→ **Dataset records**
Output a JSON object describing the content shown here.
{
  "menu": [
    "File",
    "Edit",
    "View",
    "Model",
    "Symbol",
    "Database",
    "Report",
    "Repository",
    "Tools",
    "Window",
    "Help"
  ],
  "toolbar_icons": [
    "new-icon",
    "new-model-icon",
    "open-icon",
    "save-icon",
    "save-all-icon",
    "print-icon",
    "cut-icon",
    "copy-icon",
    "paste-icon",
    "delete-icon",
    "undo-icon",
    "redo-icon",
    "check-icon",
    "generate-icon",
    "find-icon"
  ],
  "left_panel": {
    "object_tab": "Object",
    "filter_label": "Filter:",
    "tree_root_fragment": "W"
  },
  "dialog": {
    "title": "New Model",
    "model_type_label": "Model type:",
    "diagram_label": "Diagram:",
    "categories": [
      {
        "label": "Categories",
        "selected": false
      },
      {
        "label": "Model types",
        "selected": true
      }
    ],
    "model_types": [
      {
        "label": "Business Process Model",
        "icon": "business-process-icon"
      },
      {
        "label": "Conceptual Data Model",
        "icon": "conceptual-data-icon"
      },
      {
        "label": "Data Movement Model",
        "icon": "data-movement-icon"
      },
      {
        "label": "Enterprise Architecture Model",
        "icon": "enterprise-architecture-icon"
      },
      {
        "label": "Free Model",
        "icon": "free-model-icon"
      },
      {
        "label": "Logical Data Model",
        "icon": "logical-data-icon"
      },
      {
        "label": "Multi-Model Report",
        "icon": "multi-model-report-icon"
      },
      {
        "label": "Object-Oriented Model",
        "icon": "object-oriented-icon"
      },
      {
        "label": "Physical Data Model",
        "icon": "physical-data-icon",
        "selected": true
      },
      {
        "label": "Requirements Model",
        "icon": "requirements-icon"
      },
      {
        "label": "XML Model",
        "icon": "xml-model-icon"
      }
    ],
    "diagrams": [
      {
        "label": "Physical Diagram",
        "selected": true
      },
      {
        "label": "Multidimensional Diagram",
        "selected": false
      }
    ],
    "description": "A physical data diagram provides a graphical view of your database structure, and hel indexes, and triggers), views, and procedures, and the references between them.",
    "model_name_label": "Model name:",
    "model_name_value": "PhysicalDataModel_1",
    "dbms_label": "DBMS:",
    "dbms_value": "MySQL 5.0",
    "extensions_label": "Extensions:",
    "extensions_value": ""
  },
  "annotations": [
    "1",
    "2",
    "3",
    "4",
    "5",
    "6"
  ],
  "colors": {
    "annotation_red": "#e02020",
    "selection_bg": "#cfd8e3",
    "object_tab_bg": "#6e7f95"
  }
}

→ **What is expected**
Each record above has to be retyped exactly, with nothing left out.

→ **Response to the exercise**
Output a JSON object describing the content shown here.
{
  "menu": [
    "File",
    "Edit",
    "View",
    "Model",
    "Symbol",
    "Database",
    "Report",
    "Repository",
    "Tools",
    "Window",
    "Help"
  ],
  "toolbar_icons": [
    "new-icon",
    "new-model-icon",
    "open-icon",
    "save-icon",
    "save-all-icon",
    "print-icon",
    "cut-icon",
    "copy-icon",
    "paste-icon",
    "delete-icon",
    "undo-icon",
    "redo-icon",
    "check-icon",
    "generate-icon",
    "find-icon"
  ],
  "left_panel": {
    "object_tab": "Object",
    "filter_label": "Filter:",
    "tree_root_fragment": "W"
  },
  "dialog": {
    "title": "New Model",
    "model_type_label": "Model type:",
    "diagram_label": "Diagram:",
    "categories": [
      {
        "label": "Categories",
        "selected": false
      },
      {
        "label": "Model types",
        "selected": true
      }
    ],
    "model_types": [
      {
        "label": "Business Process Model",
        "icon": "business-process-icon"
      },
      {
        "label": "Conceptual Data Model",
        "icon": "conceptual-data-icon"
      },
      {
        "label": "Data Movement Model",
        "icon": "data-movement-icon"
      },
      {
        "label": "Enterprise Architecture Model",
        "icon": "enterprise-architecture-icon"
      },
      {
        "label": "Free Model",
        "icon": "free-model-icon"
      },
      {
        "label": "Logical Data Model",
        "icon": "logical-data-icon"
      },
      {
        "label": "Multi-Model Report",
        "icon": "multi-model-report-icon"
      },
      {
        "label": "Object-Oriented Model",
        "icon": "object-oriented-icon"
      },
      {
        "label": "Physical Data Model",
        "icon": "physical-data-icon",
        "selected": true
      },
      {
        "label": "Requirements Model",
        "icon": "requirements-icon"
      },
      {
        "label": "XML Model",
        "icon": "xml-model-icon"
      }
    ],
    "diagrams": [
      {
        "label": "Physical Diagram",
        "selected": true
      },
      {
        "label": "Multidimensional Diagram",
        "selected": false
      }
    ],
    "description": "A physical data diagram provides a graphical view of your database structure, and hel indexes, and triggers), views, and procedures, and the references between them.",
    "model_name_label": "Model name:",
    "model_name_value": "PhysicalDataModel_1",
    "dbms_label": "DBMS:",
    "dbms_value": "MySQL 5.0",
    "extensions_label": "Extensions:",
    "extensions_value": ""
  },
  "annotations": [
    "1",
    "2",
    "3",
    "4",
    "5",
    "6"
  ],
  "colors": {
    "annotation_red": "#e02020",
    "selection_bg": "#cfd8e3",
    "object_tab_bg": "#6e7f95"
  }
}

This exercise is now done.